▸ **Task to complete**
Below are the records. List every line holding the word "indent".

(Stored data entries)
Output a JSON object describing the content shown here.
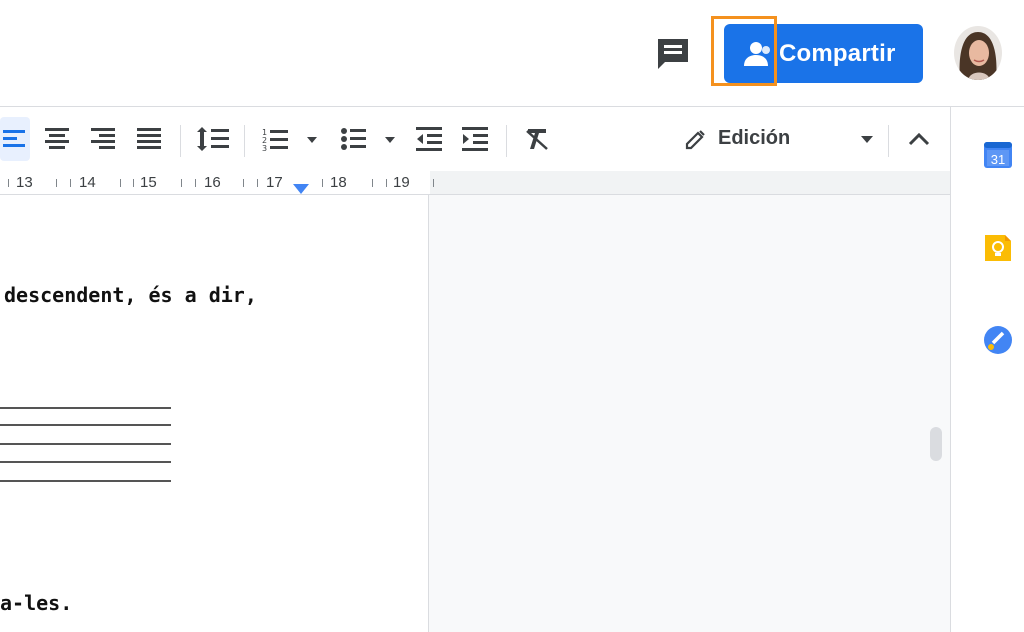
{
  "header": {
    "share_label": "Compartir",
    "share_icon": "person-add-icon",
    "comment_icon": "comment-icon",
    "avatar_icon": "user-avatar",
    "accent_color": "#1a73e8",
    "highlight_color": "#f4911e"
  },
  "toolbar": {
    "mode_label": "Edición",
    "icons": [
      "align-left-icon",
      "align-center-icon",
      "align-right-icon",
      "align-justify-icon",
      "line-spacing-icon",
      "numbered-list-icon",
      "bulleted-list-icon",
      "decrease-indent-icon",
      "increase-indent-icon",
      "clear-formatting-icon",
      "pencil-icon",
      "collapse-icon"
    ]
  },
  "ruler": {
    "marks": [
      "13",
      "14",
      "15",
      "16",
      "17",
      "18",
      "19"
    ]
  },
  "document": {
    "line1": "descendent, és a dir,",
    "line2": "a-les."
  },
  "side_panel": {
    "calendar_day": "31",
    "icons": [
      "calendar-icon",
      "keep-icon",
      "tasks-icon"
    ]
  }
}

▸ **Task result**
      "decrease-indent-icon",
      "increase-indent-icon",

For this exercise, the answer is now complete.